Former NBA star Jeremy Lin, who plays for a Chinese team, was fined 10,000 yuan ($1,400) for “inappropriate remarks” on social media about quarantine facilities ahead of a game, China professional league announced Friday, as the government tries to stop protests against anti-virus controls that are among the world’s most stringent.
Also Friday, more cities eased restrictions, allowing shopping malls, supermarkets and other businesses to reopen following protests in Shanghai and other areas where some crowds called for President Xi Jinping to resign. Urumqi in the northwest, the site of a deadly fire that triggered the protests, announced supermarkets and other businesses were reopening.
Lin, who plays for the Loong Lions Basketball Club, made “inappropriate remarks about quarantine hotel-related facilities” where the team stayed Wednesday ahead of a game, the China Basketball Association announced. It said that it “caused adverse effects on the league and the competition area.”

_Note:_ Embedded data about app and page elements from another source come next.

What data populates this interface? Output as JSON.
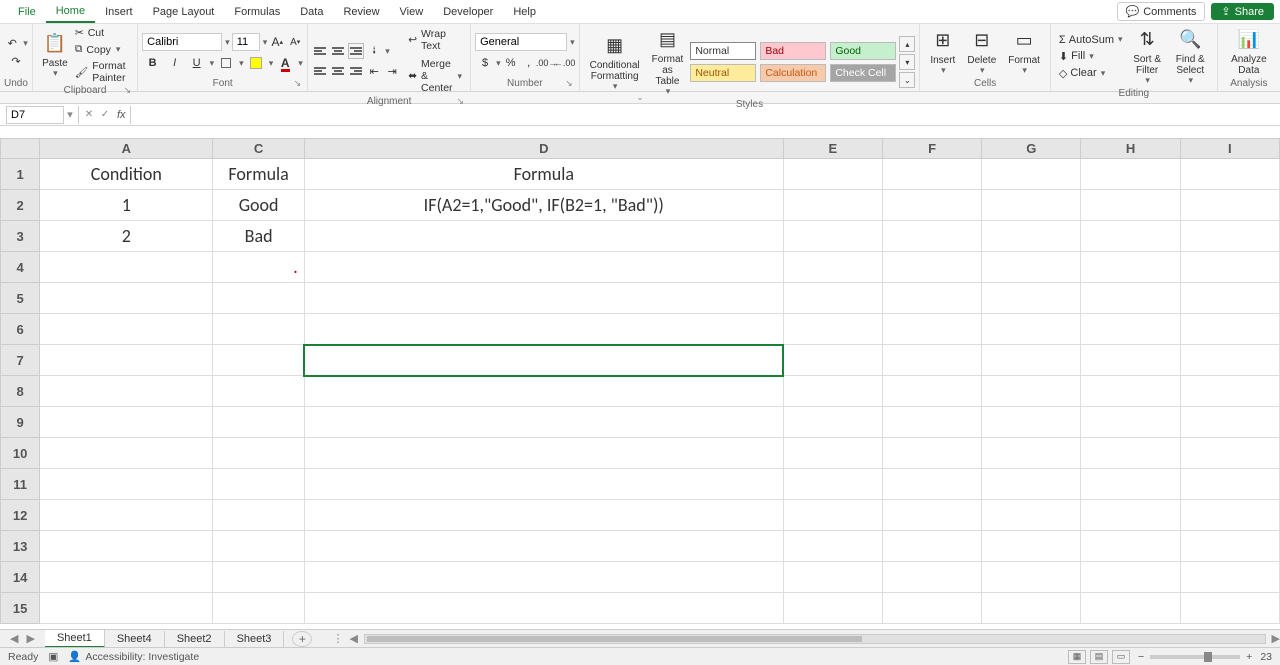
{
  "menu": {
    "tabs": [
      "File",
      "Home",
      "Insert",
      "Page Layout",
      "Formulas",
      "Data",
      "Review",
      "View",
      "Developer",
      "Help"
    ],
    "active": "Home",
    "comments": "Comments",
    "share": "Share"
  },
  "ribbon": {
    "undo_label": "Undo",
    "clipboard": {
      "paste": "Paste",
      "cut": "Cut",
      "copy": "Copy",
      "format_painter": "Format Painter",
      "label": "Clipboard"
    },
    "font": {
      "name": "Calibri",
      "size": "11",
      "label": "Font"
    },
    "alignment": {
      "wrap": "Wrap Text",
      "merge": "Merge & Center",
      "label": "Alignment"
    },
    "number": {
      "format": "General",
      "label": "Number"
    },
    "styles": {
      "cond_fmt": "Conditional Formatting",
      "fmt_table": "Format as Table",
      "normal": "Normal",
      "bad": "Bad",
      "good": "Good",
      "neutral": "Neutral",
      "calc": "Calculation",
      "check": "Check Cell",
      "label": "Styles"
    },
    "cells": {
      "insert": "Insert",
      "delete": "Delete",
      "format": "Format",
      "label": "Cells"
    },
    "editing": {
      "autosum": "AutoSum",
      "fill": "Fill",
      "clear": "Clear",
      "sort": "Sort & Filter",
      "find": "Find & Select",
      "label": "Editing"
    },
    "analysis": {
      "analyze": "Analyze Data",
      "label": "Analysis"
    }
  },
  "namebox": "D7",
  "formula_bar": "",
  "columns": [
    "A",
    "C",
    "D",
    "E",
    "F",
    "G",
    "H",
    "I"
  ],
  "rows": [
    "1",
    "2",
    "3",
    "4",
    "5",
    "6",
    "7",
    "8",
    "9",
    "10",
    "11",
    "12",
    "13",
    "14",
    "15"
  ],
  "cells": {
    "A1": "Condition",
    "C1": "Formula",
    "D1": "Formula",
    "A2": "1",
    "C2": "Good",
    "D2": "IF(A2=1,\"Good\", IF(B2=1, \"Bad\"))",
    "A3": "2",
    "C3": "Bad"
  },
  "selected_cell": "D7",
  "sheets": {
    "tabs": [
      "Sheet1",
      "Sheet4",
      "Sheet2",
      "Sheet3"
    ],
    "active": "Sheet1"
  },
  "status": {
    "ready": "Ready",
    "accessibility": "Accessibility: Investigate",
    "zoom": "23"
  }
}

The ruling Communist Party is trying to crush criticism of the human cost and disruption of its “zero-COVID” strategy, which has confined millions of people to their homes. Protesters have been detained, and photos and videos of events have been deleted from Chinese social media. Police fanned out across Shanghai, Beijing and other cities to try to prevent additional protests.
Demonstrations erupted on Nov. 25 after a fire in a Urumqi apartment building killed at least 10 people.
That set off angry questions online about whether firefighters or victims trying to escape were blocked by locked doors or other anti-virus controls. Authorities denied that, but the deaths became a focus of public frustration.
Xi’s government has promised to reduce the cost and disruption of controls but says it will stick with “zero-COVID.” Health experts and economists expect it to stay in place at least until mid-2023 and possibly into 2024 while millions of older people are vaccinated in preparation for lifting controls that keep most visitors out of China.
Urumqi will “further increase efforts to resume production and commerce” by reopening hotels, restaurants, large supermarkets and ski resorts, the official newspaper Guangming Daily reported on its website, citing Sui Rong, a member of the Municipal Committee.
Elsewhere, according to state media, the northern city of Hohhot in the Inner Mongolia region restarted bus service and allowed restaurants and small businesses to reopen. Jinzhou in the northeast lifted curbs on movement and allowed companies to reopen.
On Thursday, the metropolis of Guangzhou in the south, the biggest hotspot in the latest infection spike, allowed supermarkets and restaurants to reopen.
Other major cities, including Shijiazhuang in the north and Chengdu in the southwest, restarted bus and subway service and allowed businesses to reopen.
China’s central authorities have sought to rein in overzealous local officials, who are under intense pressure to proceed with an opening while preventing new outbreaks.
“Without approval, it is strictly forbidden to arbitrarily close schools and suspend classes, work and production, block traffic or enforce isolation measures,” the Communist Party newspaper People’s Daily said in an editorial Friday.
Officials who impose open-ended isolation measures without authorization will be “strictly held accountable in accordance with laws and regulations,” the newspaper said.